Read about a new study conducted by researchers at Children's Hospital of Philadelphia and the Annenberg Public Policy Center that explores the role of working memory development in adolescents and motor vehicle crash risk.
It remains unclear if distracted driving legislation has had much success in reducing the problem. New research indicates that teens who report texting and taking calls while driving also engage in other intentionally risky driving behaviors, such as ignoring speed limits.
Learn about how CIRP is establishing a new Neuroscience of Driving Research Program that will bridge basic neuroscience with applied driving research at the clinical and broader population level.
A curious exchange on Twitter recently occurred after singer Zara Larsson tweeted of her mother’s complaint that she “can’t see” while driving if the in-car music is too loud. Could this be a real phenomenon? Here's what we know based on the science.
Read about a research summary that examines the role of the brain’s executive functions in driving outcomes, also known as crashes, for adolescent drivers.
Our team came across this great infographic from Safe Kids about pedestrian safety -- “How Does a Teenager Cross the Road?”. Based on over 34,000 observations and discussion groups with more than 2,400 students during the 2012-2013 school year, their research indicates that a significant number of high school and middle school students cross the street while distracted, most frequently texting or using headphones. Although older teens account for half of all pedestrian deaths among children age 19 or younger, only one-fifth of teens felt that their age group was the most at risk for pedestrian injuries. To understand these findings, it is helpful to review brain development during adolescence and how teens make decisions.
CIRP@CHOP recently welcomed Robert Isler, PhD, an associate professor of Psychology at The University of Waikato in New Zealand, for an extended visit. He has spent over the past two decades researching physiological psychology and human performance, road safety, and driver training and education to help prevent teen driver crashes.

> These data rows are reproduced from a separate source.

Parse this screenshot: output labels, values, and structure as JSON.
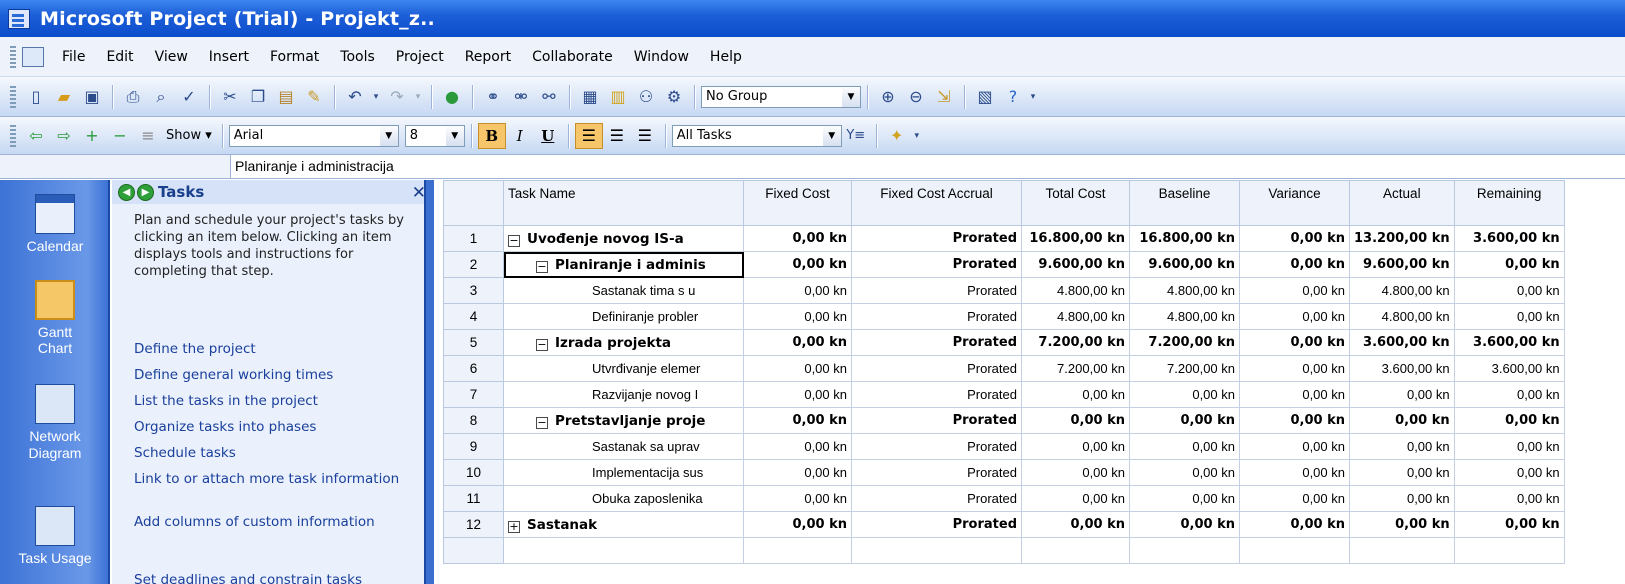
{
  "window": {
    "title": "Microsoft Project (Trial) - Projekt_z.."
  },
  "menu": [
    "File",
    "Edit",
    "View",
    "Insert",
    "Format",
    "Tools",
    "Project",
    "Report",
    "Collaborate",
    "Window",
    "Help"
  ],
  "toolbar1": {
    "group_combo": "No Group"
  },
  "toolbar2": {
    "show_label": "Show",
    "font_combo": "Arial",
    "size_combo": "8",
    "filter_combo": "All Tasks"
  },
  "entry_bar": {
    "value": "Planiranje i administracija"
  },
  "view_bar": [
    {
      "label": "Calendar",
      "icon": "calendar-icon"
    },
    {
      "label": "Gantt Chart",
      "icon": "gantt-chart-icon"
    },
    {
      "label": "Network Diagram",
      "icon": "network-diagram-icon"
    },
    {
      "label": "Task Usage",
      "icon": "task-usage-icon"
    }
  ],
  "task_pane": {
    "title": "Tasks",
    "description": "Plan and schedule your project's tasks by clicking an item below. Clicking an item displays tools and instructions for completing that step.",
    "links": [
      "Define the project",
      "Define general working times",
      "List the tasks in the project",
      "Organize tasks into phases",
      "Schedule tasks",
      "Link to or attach more task information",
      "Add columns of custom information",
      "Set deadlines and constrain tasks"
    ]
  },
  "grid": {
    "columns": [
      "Task Name",
      "Fixed Cost",
      "Fixed Cost Accrual",
      "Total Cost",
      "Baseline",
      "Variance",
      "Actual",
      "Remaining"
    ],
    "rows": [
      {
        "id": "1",
        "level": 0,
        "summary": true,
        "toggle": "−",
        "name": "Uvođenje novog IS-a",
        "fixed_cost": "0,00 kn",
        "accrual": "Prorated",
        "total": "16.800,00 kn",
        "baseline": "16.800,00 kn",
        "variance": "0,00 kn",
        "actual": "13.200,00 kn",
        "remaining": "3.600,00 kn"
      },
      {
        "id": "2",
        "level": 1,
        "summary": true,
        "toggle": "−",
        "name": "Planiranje i adminis",
        "fixed_cost": "0,00 kn",
        "accrual": "Prorated",
        "total": "9.600,00 kn",
        "baseline": "9.600,00 kn",
        "variance": "0,00 kn",
        "actual": "9.600,00 kn",
        "remaining": "0,00 kn"
      },
      {
        "id": "3",
        "level": 2,
        "summary": false,
        "toggle": "",
        "name": "Sastanak tima s u",
        "fixed_cost": "0,00 kn",
        "accrual": "Prorated",
        "total": "4.800,00 kn",
        "baseline": "4.800,00 kn",
        "variance": "0,00 kn",
        "actual": "4.800,00 kn",
        "remaining": "0,00 kn"
      },
      {
        "id": "4",
        "level": 2,
        "summary": false,
        "toggle": "",
        "name": "Definiranje probler",
        "fixed_cost": "0,00 kn",
        "accrual": "Prorated",
        "total": "4.800,00 kn",
        "baseline": "4.800,00 kn",
        "variance": "0,00 kn",
        "actual": "4.800,00 kn",
        "remaining": "0,00 kn"
      },
      {
        "id": "5",
        "level": 1,
        "summary": true,
        "toggle": "−",
        "name": "Izrada projekta",
        "fixed_cost": "0,00 kn",
        "accrual": "Prorated",
        "total": "7.200,00 kn",
        "baseline": "7.200,00 kn",
        "variance": "0,00 kn",
        "actual": "3.600,00 kn",
        "remaining": "3.600,00 kn"
      },
      {
        "id": "6",
        "level": 2,
        "summary": false,
        "toggle": "",
        "name": "Utvrđivanje elemer",
        "fixed_cost": "0,00 kn",
        "accrual": "Prorated",
        "total": "7.200,00 kn",
        "baseline": "7.200,00 kn",
        "variance": "0,00 kn",
        "actual": "3.600,00 kn",
        "remaining": "3.600,00 kn"
      },
      {
        "id": "7",
        "level": 2,
        "summary": false,
        "toggle": "",
        "name": "Razvijanje novog I",
        "fixed_cost": "0,00 kn",
        "accrual": "Prorated",
        "total": "0,00 kn",
        "baseline": "0,00 kn",
        "variance": "0,00 kn",
        "actual": "0,00 kn",
        "remaining": "0,00 kn"
      },
      {
        "id": "8",
        "level": 1,
        "summary": true,
        "toggle": "−",
        "name": "Pretstavljanje proje",
        "fixed_cost": "0,00 kn",
        "accrual": "Prorated",
        "total": "0,00 kn",
        "baseline": "0,00 kn",
        "variance": "0,00 kn",
        "actual": "0,00 kn",
        "remaining": "0,00 kn"
      },
      {
        "id": "9",
        "level": 2,
        "summary": false,
        "toggle": "",
        "name": "Sastanak sa uprav",
        "fixed_cost": "0,00 kn",
        "accrual": "Prorated",
        "total": "0,00 kn",
        "baseline": "0,00 kn",
        "variance": "0,00 kn",
        "actual": "0,00 kn",
        "remaining": "0,00 kn"
      },
      {
        "id": "10",
        "level": 2,
        "summary": false,
        "toggle": "",
        "name": "Implementacija sus",
        "fixed_cost": "0,00 kn",
        "accrual": "Prorated",
        "total": "0,00 kn",
        "baseline": "0,00 kn",
        "variance": "0,00 kn",
        "actual": "0,00 kn",
        "remaining": "0,00 kn"
      },
      {
        "id": "11",
        "level": 2,
        "summary": false,
        "toggle": "",
        "name": "Obuka zaposlenika",
        "fixed_cost": "0,00 kn",
        "accrual": "Prorated",
        "total": "0,00 kn",
        "baseline": "0,00 kn",
        "variance": "0,00 kn",
        "actual": "0,00 kn",
        "remaining": "0,00 kn"
      },
      {
        "id": "12",
        "level": 0,
        "summary": true,
        "toggle": "+",
        "name": "Sastanak",
        "fixed_cost": "0,00 kn",
        "accrual": "Prorated",
        "total": "0,00 kn",
        "baseline": "0,00 kn",
        "variance": "0,00 kn",
        "actual": "0,00 kn",
        "remaining": "0,00 kn"
      }
    ]
  }
}
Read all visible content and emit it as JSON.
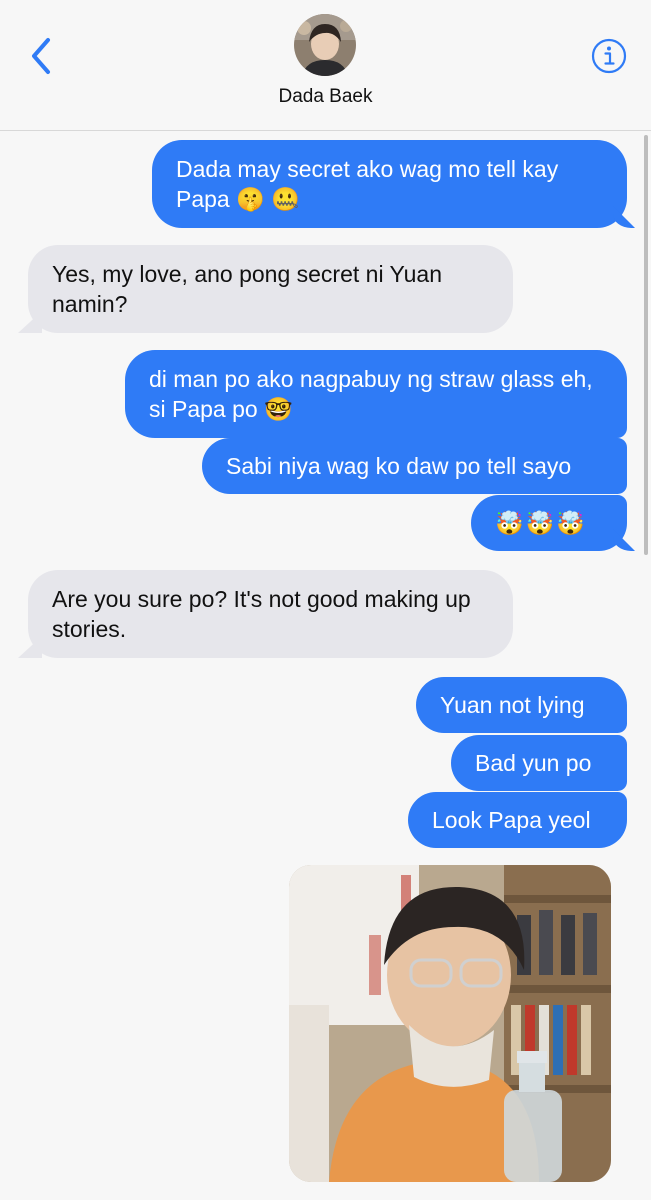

Dr. Isler created eDrive, an engaging gaming platform to train teens on higher order driving skills (i.e., visual search, situation awareness, hazard perception, insight training, and risk management). Results are so promising that the New Zealand government now offers it for free to all learner teen drivers.